In January, Reps. Peter Welch (D-VT), Morgan Griffith (R-VA), Buddy Carter (R-GA), and Cathy McMorris Rogers (R-WA), reintroduced The Improving Transparency and Accuracy in Medicare Part D Drug Spending Act (H.R. 803), which would prohibit Medicare Part D plans’ PBMs from reducing payments retroactively through DIR fees to pharmacies. The policy applies to clean claims submitted by pharmacies under prompt-pay provisions.
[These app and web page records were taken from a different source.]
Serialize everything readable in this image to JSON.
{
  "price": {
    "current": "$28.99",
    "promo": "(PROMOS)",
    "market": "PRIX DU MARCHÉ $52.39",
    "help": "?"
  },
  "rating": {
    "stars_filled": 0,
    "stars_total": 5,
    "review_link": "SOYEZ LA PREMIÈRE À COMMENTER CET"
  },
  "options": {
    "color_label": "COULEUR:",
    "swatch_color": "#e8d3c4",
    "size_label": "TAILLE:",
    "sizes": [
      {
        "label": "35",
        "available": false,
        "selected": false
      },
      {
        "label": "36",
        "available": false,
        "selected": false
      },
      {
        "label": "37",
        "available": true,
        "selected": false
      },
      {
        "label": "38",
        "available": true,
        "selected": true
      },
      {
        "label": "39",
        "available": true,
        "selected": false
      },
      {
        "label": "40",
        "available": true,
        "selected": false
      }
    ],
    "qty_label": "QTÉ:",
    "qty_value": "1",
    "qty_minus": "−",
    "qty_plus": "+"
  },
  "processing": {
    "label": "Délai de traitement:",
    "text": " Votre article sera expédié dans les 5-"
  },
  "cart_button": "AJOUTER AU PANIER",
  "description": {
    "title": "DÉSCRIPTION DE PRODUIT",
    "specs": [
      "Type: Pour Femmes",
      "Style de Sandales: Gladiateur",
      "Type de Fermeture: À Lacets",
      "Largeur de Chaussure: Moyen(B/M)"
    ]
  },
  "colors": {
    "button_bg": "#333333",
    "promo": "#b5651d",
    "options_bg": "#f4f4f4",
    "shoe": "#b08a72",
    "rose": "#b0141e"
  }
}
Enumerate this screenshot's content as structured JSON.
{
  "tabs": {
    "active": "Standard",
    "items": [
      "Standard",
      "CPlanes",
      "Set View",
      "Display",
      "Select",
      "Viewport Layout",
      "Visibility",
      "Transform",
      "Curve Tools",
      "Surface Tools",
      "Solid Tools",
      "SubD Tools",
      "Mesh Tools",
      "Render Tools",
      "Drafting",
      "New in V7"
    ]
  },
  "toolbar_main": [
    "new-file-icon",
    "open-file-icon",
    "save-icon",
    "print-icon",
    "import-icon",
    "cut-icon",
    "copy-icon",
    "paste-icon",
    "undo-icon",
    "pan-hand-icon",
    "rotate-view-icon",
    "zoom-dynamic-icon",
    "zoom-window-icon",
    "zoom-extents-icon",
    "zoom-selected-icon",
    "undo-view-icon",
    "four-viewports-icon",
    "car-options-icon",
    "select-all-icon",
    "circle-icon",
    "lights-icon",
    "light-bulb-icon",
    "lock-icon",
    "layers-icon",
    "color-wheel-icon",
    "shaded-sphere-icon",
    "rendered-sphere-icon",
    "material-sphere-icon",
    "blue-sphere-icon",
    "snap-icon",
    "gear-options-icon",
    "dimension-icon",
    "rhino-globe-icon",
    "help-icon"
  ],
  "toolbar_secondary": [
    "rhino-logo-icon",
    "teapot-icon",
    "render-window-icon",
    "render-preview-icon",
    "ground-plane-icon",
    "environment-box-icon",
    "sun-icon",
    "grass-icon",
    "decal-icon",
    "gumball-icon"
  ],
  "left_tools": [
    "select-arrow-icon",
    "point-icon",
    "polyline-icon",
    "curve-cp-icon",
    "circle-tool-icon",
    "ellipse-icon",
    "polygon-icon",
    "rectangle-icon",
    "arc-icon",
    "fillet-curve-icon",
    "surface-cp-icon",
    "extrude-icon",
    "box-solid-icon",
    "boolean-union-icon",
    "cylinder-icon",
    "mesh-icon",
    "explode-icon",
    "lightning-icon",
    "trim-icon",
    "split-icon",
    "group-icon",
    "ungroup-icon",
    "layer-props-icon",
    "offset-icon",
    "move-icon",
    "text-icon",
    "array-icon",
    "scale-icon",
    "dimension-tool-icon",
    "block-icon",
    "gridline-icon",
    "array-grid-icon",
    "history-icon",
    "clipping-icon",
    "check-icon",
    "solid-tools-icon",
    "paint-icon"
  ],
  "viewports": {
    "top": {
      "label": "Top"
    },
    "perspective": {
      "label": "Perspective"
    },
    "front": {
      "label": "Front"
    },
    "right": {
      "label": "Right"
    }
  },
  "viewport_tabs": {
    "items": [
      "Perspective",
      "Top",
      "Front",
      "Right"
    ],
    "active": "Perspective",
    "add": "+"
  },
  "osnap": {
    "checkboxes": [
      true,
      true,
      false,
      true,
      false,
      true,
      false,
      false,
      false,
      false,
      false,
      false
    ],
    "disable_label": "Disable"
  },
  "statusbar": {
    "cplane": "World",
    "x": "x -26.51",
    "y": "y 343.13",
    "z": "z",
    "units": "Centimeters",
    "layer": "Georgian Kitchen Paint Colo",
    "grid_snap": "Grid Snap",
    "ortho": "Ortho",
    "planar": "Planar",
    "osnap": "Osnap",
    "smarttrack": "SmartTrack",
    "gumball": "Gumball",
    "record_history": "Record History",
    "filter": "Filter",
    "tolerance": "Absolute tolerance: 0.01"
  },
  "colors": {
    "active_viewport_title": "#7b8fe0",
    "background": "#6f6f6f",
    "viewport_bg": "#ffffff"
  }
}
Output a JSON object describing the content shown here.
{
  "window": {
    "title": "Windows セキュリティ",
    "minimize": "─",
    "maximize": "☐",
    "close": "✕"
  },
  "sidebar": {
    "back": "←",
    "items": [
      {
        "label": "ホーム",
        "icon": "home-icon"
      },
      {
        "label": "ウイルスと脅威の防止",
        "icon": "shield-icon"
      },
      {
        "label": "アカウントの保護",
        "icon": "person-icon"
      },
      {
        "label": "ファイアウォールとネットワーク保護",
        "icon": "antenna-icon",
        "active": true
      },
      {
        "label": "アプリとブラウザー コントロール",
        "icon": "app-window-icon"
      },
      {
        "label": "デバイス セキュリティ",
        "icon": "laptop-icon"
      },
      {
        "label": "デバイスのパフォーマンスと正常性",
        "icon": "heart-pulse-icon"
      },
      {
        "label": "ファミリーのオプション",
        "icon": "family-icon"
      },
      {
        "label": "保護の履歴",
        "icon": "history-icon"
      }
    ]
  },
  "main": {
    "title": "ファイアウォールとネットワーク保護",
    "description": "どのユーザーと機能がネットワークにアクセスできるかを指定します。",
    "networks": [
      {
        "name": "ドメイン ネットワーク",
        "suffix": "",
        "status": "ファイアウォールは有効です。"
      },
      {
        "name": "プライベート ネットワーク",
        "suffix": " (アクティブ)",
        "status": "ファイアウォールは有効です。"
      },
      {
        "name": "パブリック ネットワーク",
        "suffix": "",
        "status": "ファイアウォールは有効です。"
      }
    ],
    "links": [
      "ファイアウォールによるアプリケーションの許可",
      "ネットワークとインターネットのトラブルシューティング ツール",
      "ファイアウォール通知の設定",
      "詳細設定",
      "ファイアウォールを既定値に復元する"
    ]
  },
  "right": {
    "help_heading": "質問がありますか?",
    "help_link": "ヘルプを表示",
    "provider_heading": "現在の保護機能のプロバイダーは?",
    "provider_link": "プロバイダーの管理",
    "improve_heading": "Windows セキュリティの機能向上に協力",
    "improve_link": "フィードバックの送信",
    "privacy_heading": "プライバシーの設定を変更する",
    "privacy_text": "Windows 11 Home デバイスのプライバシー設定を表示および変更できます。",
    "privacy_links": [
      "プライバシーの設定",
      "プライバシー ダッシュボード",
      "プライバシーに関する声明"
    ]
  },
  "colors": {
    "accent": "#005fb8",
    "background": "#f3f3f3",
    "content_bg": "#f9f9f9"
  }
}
Retroactive DIR fees are among pharmacists’ biggest headaches. Pharmacists don’t know until months after a transaction whether they’ve even recouped their costs, complicating decisions about keeping their pharmacies open, expanding their business, and addressing staffing needs. In addition, retroactive price concessions do not pass savings on to the patient because the fees are assessed long after they have left the pharmacy—a barrier to care for Part D beneficiaries.
The soaring price of prescription drugs is one of today’s hottest political topics, and retroactive DIR fees have garnered increased attention by both the Trump Administration and Congress.
In January 2017, CMS warned that the rise in pharmacy DIR fees has increased Medicare costs to the government and forced more beneficiaries into the coverage gap, or “donut hole.” APhA recently commented on a proposed CMS rule that would potentially include pharmacy price concessions and rebates—including DIR fees—paid from manufacturers to PBMs plans at the pharmacy counter.
APhA will also comment on another proposed CMS rule that would, under the anti-kickback statute, expressly exclude rebates on prescription drugs paid by manufacturers to PBMs, Part D plans, and Medicaid managed care organizations from safe harbor protection unless they are shared with patients at the pharmacy counter. Under this proposal, CMS would also create a new safe harbor for “fixed fee” service arrangements between drug manufacturers and PBMs to still provide “pharmacy benefit management services” to health plans that meet specified criteria.